[Entries from a dataset of interfaces]
──────────

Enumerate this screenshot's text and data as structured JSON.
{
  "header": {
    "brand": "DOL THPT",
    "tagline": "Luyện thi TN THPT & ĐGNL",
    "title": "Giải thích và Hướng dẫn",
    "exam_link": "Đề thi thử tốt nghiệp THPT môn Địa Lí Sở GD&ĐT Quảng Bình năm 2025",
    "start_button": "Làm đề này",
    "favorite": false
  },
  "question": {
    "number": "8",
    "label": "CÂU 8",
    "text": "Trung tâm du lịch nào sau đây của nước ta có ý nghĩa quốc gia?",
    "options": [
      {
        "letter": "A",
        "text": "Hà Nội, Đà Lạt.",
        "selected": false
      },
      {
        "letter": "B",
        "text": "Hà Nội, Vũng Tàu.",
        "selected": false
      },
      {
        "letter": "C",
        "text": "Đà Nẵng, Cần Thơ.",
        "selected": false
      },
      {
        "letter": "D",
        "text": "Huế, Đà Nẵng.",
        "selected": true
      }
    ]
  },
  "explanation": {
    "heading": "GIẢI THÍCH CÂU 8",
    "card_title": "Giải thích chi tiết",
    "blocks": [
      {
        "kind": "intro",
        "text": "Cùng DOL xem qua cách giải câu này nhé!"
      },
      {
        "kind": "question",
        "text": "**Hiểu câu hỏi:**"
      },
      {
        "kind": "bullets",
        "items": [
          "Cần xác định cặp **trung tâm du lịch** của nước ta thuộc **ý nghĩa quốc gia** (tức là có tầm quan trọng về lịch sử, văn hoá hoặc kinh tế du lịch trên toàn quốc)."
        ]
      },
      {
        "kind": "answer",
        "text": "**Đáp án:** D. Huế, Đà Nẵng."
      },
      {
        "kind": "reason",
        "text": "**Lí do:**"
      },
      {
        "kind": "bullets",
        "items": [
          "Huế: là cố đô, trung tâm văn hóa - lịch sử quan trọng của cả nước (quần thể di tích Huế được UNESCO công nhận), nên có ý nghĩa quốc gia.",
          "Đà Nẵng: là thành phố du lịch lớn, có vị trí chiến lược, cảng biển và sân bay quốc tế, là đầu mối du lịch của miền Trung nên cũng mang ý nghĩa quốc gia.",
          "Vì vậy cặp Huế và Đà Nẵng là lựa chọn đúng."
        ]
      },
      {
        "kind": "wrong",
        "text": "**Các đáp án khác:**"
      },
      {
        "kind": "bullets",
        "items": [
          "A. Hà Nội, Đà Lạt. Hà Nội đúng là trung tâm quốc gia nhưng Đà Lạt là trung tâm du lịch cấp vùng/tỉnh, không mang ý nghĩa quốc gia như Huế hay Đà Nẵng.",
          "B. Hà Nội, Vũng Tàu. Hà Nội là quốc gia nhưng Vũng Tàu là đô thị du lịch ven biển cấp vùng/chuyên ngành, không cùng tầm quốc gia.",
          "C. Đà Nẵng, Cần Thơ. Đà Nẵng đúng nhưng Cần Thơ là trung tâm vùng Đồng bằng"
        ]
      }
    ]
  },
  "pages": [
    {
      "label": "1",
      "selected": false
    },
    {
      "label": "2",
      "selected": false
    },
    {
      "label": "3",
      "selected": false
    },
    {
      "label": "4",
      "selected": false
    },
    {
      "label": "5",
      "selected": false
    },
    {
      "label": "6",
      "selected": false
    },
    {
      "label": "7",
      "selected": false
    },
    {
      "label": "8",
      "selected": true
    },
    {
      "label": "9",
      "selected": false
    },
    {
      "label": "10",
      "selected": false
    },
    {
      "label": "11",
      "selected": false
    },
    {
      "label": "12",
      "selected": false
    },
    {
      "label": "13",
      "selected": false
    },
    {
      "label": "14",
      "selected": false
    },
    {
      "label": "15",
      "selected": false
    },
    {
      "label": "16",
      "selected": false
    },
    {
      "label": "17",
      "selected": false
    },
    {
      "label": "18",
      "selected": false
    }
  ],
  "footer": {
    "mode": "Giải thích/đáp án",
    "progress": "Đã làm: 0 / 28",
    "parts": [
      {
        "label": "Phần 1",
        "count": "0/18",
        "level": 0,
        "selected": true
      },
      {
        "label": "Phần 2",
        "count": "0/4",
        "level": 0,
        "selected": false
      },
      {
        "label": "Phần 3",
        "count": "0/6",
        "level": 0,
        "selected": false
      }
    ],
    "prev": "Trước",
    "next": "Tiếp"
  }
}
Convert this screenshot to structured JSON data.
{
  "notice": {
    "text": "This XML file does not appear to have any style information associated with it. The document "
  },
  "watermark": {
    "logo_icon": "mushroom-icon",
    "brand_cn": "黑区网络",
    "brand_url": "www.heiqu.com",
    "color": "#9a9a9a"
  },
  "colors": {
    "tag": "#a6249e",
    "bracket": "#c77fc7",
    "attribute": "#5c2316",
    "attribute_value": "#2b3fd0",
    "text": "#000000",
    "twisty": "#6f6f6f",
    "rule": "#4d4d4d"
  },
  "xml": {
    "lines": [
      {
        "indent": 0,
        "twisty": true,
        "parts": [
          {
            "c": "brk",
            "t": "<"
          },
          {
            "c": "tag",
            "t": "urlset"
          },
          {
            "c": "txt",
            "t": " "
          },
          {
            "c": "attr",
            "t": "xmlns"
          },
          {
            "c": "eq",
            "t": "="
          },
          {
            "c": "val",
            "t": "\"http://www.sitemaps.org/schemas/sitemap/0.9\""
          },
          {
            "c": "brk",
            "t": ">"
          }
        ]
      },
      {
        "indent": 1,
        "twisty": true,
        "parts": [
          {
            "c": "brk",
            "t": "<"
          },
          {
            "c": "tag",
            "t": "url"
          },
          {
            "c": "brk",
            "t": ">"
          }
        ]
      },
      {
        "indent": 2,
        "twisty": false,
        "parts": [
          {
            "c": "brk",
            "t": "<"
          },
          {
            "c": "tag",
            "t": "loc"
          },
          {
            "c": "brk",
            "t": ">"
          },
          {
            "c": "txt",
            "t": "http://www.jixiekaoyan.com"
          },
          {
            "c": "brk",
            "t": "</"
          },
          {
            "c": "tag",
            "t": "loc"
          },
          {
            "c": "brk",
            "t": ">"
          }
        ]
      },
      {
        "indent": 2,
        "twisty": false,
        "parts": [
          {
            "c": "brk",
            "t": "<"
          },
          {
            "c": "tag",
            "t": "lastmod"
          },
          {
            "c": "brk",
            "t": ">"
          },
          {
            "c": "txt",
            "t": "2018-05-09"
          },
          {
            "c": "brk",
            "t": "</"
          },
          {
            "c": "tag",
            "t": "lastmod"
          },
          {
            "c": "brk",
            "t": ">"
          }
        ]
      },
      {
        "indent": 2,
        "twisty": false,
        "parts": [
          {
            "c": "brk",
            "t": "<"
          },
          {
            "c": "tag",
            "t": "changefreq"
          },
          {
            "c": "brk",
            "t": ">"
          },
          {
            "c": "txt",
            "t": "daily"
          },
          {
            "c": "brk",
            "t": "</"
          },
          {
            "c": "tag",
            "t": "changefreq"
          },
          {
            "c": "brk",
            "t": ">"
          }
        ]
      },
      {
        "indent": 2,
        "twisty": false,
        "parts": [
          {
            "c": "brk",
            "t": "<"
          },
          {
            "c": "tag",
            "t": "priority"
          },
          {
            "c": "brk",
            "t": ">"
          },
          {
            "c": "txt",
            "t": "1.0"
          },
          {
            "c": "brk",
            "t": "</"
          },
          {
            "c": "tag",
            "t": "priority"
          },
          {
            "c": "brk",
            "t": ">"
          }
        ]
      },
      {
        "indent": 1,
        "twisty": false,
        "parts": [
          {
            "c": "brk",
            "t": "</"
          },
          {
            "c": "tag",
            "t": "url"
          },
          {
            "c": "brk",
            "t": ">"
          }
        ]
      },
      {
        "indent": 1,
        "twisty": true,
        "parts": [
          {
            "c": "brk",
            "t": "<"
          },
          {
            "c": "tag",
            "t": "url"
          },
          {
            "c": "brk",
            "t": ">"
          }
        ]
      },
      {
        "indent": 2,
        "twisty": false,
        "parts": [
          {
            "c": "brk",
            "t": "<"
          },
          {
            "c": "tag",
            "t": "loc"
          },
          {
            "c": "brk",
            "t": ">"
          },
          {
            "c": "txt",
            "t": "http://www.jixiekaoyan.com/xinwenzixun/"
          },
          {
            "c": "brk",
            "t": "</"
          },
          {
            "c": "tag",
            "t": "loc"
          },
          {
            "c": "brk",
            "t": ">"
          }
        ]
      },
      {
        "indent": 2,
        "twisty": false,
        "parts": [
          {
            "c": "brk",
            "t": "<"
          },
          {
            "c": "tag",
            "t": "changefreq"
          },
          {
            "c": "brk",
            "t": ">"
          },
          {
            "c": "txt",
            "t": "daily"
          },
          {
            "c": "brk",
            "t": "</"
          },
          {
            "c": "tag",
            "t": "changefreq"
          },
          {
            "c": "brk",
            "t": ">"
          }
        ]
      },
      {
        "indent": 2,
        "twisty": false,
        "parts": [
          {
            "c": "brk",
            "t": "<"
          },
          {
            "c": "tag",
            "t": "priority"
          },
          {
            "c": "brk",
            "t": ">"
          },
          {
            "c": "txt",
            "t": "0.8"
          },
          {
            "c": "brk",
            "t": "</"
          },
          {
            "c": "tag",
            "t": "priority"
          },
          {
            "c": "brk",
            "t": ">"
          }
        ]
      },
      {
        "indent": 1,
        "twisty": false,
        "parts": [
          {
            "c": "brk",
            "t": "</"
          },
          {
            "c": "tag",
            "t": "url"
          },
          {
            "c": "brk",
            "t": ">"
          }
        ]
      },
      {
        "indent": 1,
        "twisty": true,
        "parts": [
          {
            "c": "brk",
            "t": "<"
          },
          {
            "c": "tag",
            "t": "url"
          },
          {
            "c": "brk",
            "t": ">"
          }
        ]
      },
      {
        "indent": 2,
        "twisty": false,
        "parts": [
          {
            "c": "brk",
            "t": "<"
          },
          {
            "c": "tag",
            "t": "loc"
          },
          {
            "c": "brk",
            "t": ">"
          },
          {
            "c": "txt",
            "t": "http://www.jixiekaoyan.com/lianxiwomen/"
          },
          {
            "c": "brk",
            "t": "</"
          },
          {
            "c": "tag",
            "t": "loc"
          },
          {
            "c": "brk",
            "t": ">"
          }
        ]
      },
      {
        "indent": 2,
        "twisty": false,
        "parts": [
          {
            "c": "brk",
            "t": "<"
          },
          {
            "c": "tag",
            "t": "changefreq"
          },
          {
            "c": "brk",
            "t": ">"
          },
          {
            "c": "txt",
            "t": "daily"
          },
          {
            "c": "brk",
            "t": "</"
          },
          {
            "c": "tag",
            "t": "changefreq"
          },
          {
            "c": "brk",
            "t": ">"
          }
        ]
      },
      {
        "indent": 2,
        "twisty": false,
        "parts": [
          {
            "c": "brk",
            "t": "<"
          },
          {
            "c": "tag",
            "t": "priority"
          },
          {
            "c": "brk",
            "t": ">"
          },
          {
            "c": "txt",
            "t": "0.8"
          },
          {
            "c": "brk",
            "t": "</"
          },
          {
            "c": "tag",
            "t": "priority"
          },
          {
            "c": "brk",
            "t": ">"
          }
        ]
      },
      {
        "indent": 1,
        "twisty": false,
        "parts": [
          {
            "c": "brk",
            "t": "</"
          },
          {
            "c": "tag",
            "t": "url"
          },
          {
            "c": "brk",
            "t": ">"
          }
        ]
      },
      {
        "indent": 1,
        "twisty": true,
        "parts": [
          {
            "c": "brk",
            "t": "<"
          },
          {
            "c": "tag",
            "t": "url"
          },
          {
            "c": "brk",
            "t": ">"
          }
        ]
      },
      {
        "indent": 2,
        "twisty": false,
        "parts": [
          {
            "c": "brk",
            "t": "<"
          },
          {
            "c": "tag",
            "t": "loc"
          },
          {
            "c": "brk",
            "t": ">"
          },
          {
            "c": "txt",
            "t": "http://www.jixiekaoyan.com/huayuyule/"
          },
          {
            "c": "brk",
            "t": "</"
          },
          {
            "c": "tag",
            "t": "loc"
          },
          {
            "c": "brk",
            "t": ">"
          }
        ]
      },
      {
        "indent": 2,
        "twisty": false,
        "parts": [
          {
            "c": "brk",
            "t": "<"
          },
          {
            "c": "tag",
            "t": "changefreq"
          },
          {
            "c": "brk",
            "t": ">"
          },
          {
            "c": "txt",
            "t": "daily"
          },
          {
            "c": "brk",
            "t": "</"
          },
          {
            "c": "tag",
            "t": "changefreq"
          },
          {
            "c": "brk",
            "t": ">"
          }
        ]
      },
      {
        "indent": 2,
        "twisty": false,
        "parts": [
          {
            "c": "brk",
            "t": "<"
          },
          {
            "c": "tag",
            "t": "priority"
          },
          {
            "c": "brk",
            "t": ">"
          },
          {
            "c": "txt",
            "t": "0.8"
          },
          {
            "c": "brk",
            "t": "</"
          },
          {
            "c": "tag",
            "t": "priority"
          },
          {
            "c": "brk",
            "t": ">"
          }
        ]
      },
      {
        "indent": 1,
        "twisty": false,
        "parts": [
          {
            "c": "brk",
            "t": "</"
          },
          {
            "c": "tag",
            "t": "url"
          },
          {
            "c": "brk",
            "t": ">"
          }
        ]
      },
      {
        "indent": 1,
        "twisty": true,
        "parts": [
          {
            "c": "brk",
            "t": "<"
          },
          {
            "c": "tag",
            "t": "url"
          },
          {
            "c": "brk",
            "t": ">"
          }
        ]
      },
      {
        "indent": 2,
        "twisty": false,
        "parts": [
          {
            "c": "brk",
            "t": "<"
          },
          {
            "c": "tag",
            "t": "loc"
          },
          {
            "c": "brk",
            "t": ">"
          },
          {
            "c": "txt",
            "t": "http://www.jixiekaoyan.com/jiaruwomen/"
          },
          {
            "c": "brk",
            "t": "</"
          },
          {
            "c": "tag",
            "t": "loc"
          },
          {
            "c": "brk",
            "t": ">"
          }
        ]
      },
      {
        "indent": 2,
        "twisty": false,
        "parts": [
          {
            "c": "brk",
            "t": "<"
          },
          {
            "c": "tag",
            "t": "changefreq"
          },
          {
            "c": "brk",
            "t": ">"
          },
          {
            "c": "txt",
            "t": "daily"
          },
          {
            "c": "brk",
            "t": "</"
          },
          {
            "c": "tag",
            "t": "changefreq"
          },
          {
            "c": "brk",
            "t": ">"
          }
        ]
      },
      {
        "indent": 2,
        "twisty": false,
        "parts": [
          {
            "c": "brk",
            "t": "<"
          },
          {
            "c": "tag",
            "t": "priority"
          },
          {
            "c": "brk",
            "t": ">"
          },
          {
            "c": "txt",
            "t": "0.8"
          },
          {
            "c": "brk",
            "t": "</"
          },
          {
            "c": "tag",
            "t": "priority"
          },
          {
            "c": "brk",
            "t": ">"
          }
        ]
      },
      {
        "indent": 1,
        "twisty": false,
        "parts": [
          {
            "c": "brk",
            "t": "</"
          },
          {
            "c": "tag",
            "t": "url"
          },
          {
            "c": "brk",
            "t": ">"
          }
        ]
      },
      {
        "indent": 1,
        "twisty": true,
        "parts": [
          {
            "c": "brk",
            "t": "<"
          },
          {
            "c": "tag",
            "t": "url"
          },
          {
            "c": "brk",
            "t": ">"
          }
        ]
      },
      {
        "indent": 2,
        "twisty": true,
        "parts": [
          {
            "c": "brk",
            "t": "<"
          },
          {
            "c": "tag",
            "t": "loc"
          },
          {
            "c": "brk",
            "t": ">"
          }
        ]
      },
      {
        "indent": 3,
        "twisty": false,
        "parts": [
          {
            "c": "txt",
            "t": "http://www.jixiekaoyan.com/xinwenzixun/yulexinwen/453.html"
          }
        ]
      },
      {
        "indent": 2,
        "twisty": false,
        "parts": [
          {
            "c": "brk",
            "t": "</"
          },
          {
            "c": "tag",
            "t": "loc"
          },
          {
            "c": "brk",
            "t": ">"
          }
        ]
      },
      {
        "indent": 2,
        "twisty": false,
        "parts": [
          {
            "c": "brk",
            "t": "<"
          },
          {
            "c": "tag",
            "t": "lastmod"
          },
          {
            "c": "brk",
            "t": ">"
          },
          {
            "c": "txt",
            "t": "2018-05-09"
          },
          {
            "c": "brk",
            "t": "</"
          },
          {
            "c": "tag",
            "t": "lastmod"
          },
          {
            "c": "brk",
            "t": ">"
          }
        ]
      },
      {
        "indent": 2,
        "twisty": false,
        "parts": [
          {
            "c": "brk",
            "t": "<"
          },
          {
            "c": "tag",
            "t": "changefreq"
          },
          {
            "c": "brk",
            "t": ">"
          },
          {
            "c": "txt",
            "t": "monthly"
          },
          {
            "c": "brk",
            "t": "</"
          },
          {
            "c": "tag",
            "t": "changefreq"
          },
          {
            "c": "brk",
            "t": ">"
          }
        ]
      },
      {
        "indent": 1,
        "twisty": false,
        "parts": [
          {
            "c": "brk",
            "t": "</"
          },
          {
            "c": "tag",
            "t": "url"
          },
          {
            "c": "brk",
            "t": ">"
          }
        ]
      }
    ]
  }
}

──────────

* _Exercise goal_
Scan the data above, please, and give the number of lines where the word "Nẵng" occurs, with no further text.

* _The completed task_
7